Entries from a dataset of interfaces
------------

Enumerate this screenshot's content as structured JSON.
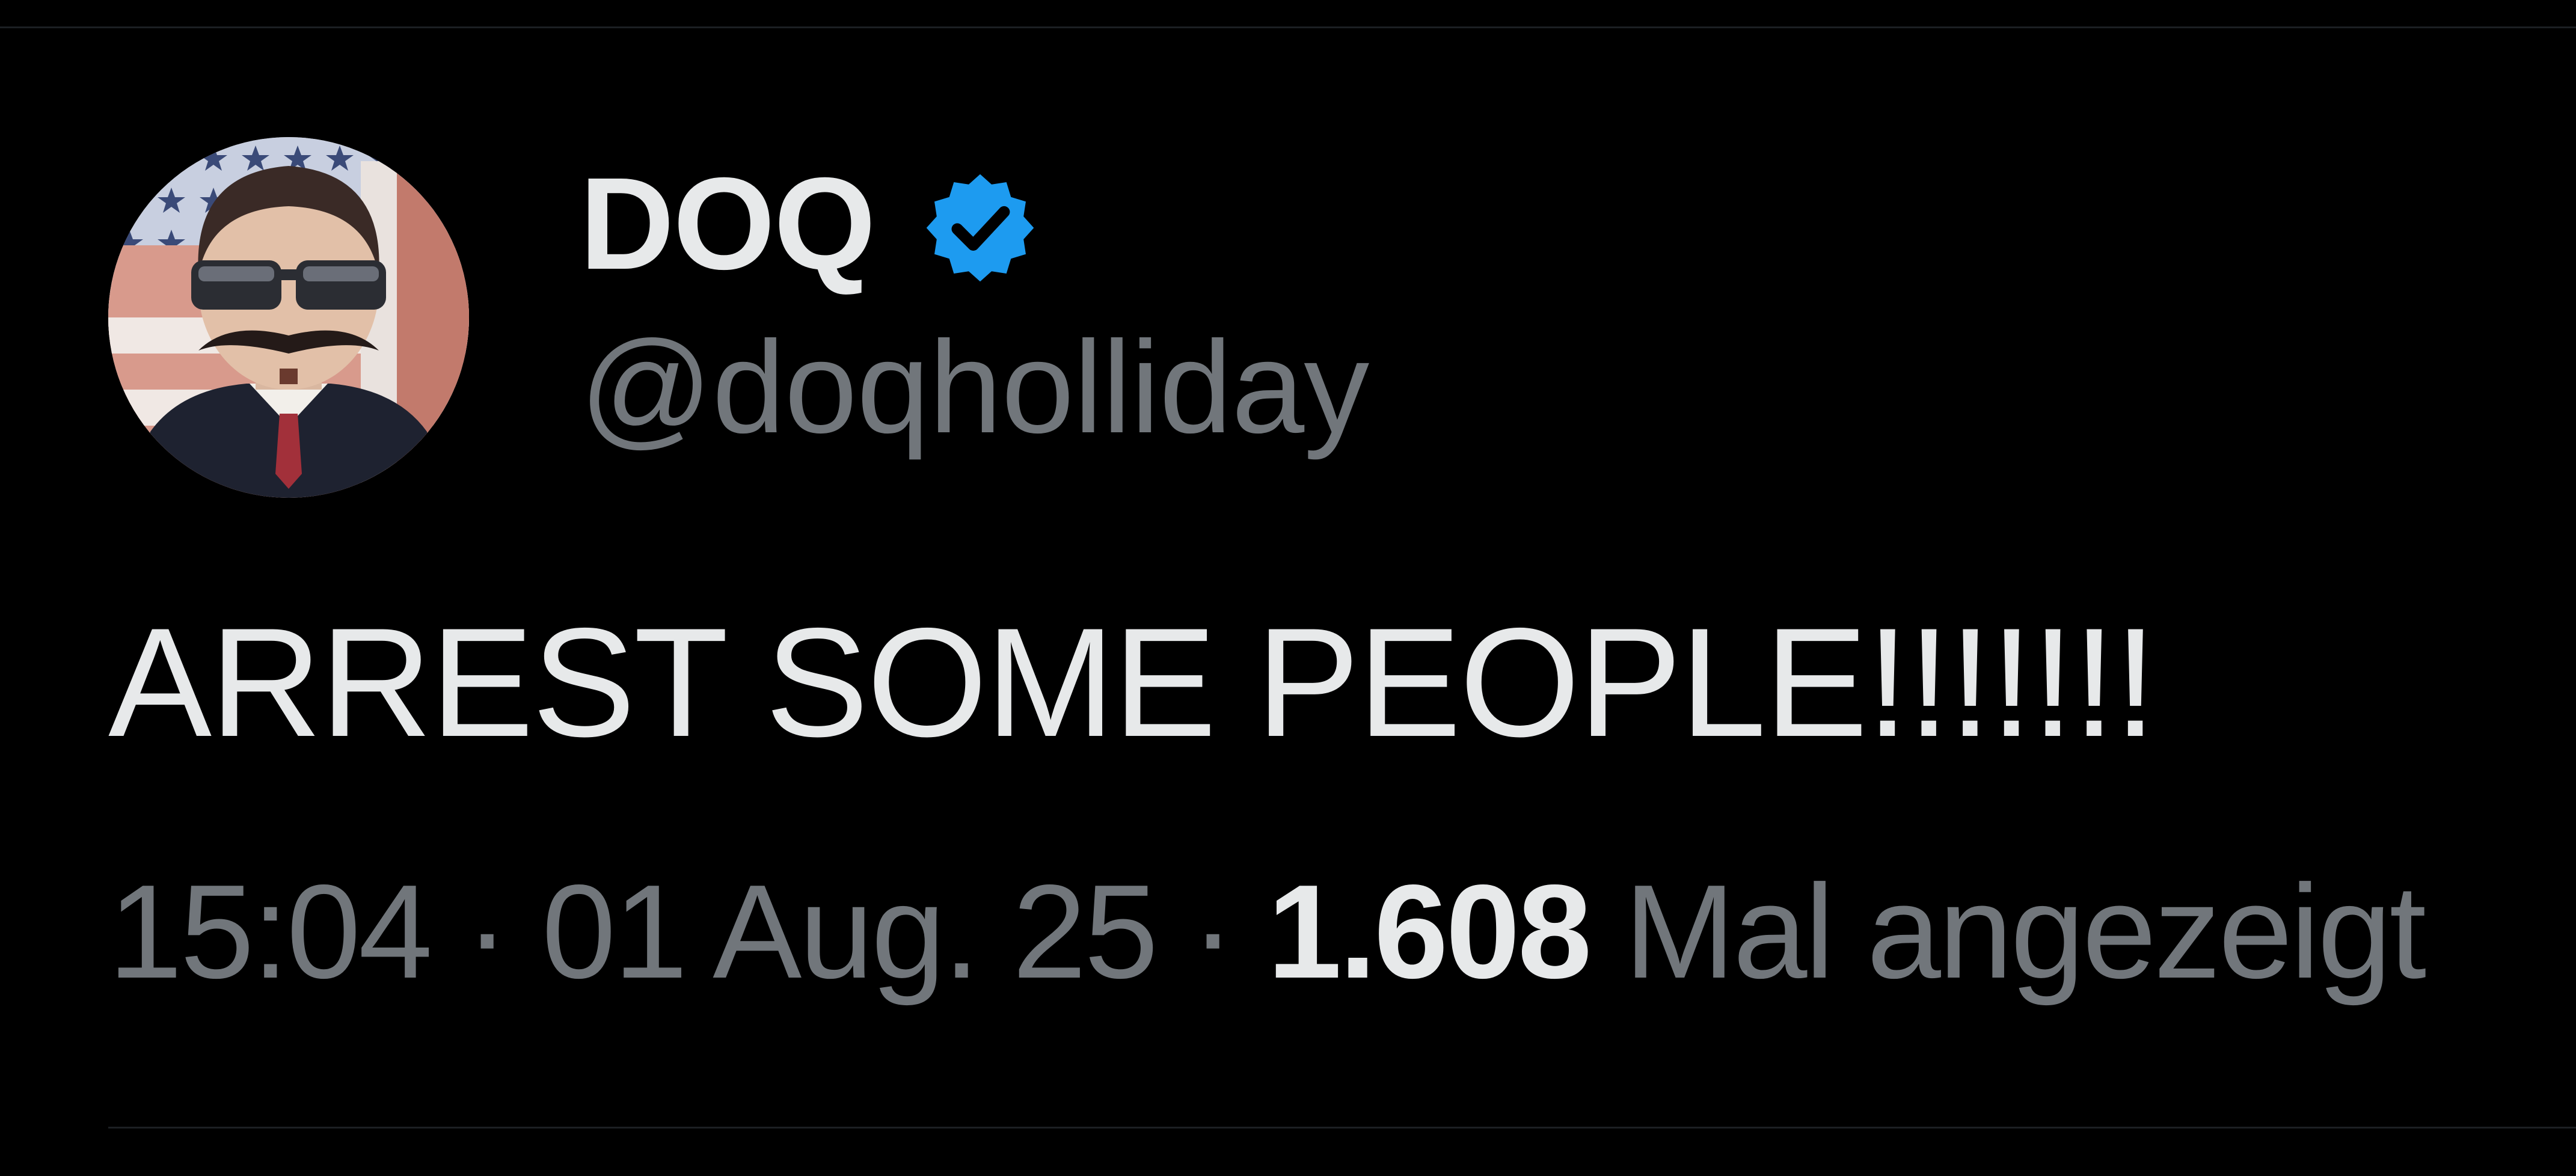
{
  "tweet": {
    "author": {
      "display_name": "DOQ",
      "handle": "@doqholliday",
      "verified": true,
      "verified_badge_color": "#1d9bf0",
      "avatar_icon": "profile-photo"
    },
    "text": "ARREST SOME PEOPLE!!!!!!!",
    "time": "15:04",
    "date": "01 Aug. 25",
    "separator": "·",
    "views_count": "1.608",
    "views_label": "Mal angezeigt"
  },
  "colors": {
    "background": "#000000",
    "primary_text": "#e7e9ea",
    "secondary_text": "#71767b",
    "divider": "#1c1f23"
  }
}
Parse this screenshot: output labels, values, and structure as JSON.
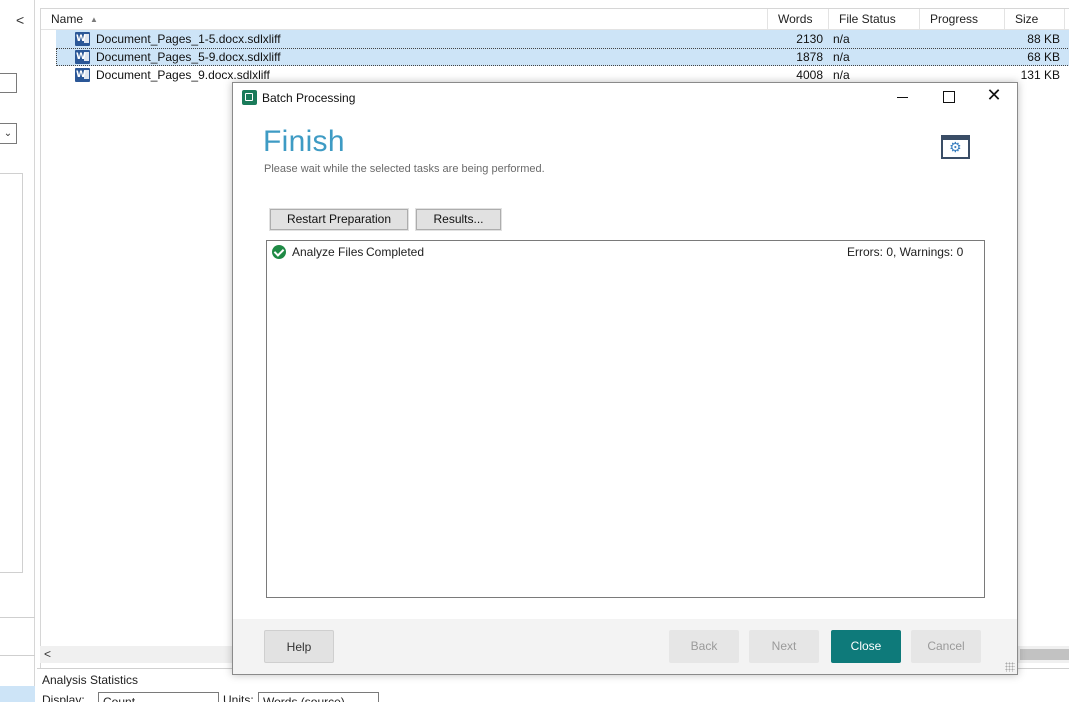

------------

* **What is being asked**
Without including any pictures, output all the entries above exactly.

* **Response to the exercise**
Enumerate this screenshot's content as structured JSON.
{
  "tweet": {
    "author": {
      "display_name": "DOQ",
      "handle": "@doqholliday",
      "verified": true,
      "verified_badge_color": "#1d9bf0",
      "avatar_icon": "profile-photo"
    },
    "text": "ARREST SOME PEOPLE!!!!!!!",
    "time": "15:04",
    "date": "01 Aug. 25",
    "separator": "·",
    "views_count": "1.608",
    "views_label": "Mal angezeigt"
  },
  "colors": {
    "background": "#000000",
    "primary_text": "#e7e9ea",
    "secondary_text": "#71767b",
    "divider": "#1c1f23"
  }
}
Parse this screenshot: output labels, values, and structure as JSON.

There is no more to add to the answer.